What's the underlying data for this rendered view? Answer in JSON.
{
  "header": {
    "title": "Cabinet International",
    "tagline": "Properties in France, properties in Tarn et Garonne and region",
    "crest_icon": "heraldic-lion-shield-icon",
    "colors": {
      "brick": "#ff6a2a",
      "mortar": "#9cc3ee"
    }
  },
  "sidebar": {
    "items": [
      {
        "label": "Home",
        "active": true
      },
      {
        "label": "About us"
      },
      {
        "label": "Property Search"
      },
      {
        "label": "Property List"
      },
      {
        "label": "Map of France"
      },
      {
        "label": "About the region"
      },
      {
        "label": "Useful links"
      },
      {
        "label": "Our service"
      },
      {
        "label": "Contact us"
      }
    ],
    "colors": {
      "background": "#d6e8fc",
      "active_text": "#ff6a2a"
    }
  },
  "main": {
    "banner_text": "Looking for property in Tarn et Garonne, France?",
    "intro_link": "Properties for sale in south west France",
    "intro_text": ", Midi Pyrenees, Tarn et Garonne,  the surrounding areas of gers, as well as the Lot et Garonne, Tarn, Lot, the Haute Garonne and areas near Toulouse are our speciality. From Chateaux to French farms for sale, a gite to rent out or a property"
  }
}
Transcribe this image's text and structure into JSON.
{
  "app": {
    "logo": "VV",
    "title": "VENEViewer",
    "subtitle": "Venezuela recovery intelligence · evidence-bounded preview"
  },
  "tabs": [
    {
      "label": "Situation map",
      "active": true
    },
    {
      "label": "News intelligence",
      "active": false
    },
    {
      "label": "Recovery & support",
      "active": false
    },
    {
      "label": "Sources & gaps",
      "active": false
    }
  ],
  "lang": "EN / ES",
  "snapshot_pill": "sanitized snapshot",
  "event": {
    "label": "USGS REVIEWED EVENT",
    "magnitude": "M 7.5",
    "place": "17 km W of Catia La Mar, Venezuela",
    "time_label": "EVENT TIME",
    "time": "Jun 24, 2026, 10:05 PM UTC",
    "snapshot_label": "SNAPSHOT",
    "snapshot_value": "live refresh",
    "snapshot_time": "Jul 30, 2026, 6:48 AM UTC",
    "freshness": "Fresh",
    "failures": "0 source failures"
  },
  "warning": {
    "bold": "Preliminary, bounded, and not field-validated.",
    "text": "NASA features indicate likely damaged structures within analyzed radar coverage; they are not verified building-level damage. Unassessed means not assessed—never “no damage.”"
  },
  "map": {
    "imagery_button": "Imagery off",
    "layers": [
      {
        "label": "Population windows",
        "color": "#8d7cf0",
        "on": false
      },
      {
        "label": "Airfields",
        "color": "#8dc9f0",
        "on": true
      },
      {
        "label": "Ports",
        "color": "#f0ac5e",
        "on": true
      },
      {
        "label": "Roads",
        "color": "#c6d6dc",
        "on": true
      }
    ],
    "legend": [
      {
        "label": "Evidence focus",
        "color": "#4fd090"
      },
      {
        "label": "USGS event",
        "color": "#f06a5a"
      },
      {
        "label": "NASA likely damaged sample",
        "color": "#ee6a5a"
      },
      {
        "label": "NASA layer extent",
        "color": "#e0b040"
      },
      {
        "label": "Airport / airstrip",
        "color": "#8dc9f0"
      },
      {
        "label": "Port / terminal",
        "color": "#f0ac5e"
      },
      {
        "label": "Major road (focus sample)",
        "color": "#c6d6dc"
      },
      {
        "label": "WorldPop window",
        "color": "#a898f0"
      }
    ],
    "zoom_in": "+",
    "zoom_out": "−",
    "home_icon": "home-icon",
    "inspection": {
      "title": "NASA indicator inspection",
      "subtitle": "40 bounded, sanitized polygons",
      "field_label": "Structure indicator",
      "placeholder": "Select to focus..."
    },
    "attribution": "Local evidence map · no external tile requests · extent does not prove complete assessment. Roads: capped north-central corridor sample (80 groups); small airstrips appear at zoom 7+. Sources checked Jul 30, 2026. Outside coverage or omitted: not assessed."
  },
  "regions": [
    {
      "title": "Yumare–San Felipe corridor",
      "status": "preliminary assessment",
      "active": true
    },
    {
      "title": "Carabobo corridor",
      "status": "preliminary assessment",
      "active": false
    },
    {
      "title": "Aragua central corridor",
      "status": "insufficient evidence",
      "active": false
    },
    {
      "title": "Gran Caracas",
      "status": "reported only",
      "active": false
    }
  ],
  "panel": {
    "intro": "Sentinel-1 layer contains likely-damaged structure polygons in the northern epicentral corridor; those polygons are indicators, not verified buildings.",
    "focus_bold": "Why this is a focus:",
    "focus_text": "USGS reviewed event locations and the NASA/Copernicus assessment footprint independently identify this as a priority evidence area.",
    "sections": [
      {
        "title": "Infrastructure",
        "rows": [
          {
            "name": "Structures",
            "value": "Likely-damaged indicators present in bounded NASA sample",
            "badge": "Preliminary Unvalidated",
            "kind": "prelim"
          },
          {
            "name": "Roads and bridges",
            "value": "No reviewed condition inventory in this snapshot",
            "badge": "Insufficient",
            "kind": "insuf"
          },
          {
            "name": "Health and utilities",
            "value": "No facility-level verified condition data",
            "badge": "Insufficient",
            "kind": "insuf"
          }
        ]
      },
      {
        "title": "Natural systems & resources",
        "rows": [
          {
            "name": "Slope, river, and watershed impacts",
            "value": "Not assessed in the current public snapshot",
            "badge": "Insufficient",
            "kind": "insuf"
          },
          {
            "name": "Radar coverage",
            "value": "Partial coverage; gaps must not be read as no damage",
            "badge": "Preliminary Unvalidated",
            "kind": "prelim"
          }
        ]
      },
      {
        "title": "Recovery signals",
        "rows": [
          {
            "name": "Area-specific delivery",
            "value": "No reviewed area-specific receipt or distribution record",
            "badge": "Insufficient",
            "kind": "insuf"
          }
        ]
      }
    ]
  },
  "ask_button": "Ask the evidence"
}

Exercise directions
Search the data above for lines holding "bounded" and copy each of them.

Result for this task
    "subtitle": "Venezuela recovery intelligence · evidence-bounded preview"
    "bold": "Preliminary, bounded, and not field-validated.",
      "subtitle": "40 bounded, sanitized polygons",
            "value": "Likely-damaged indicators present in bounded NASA sample",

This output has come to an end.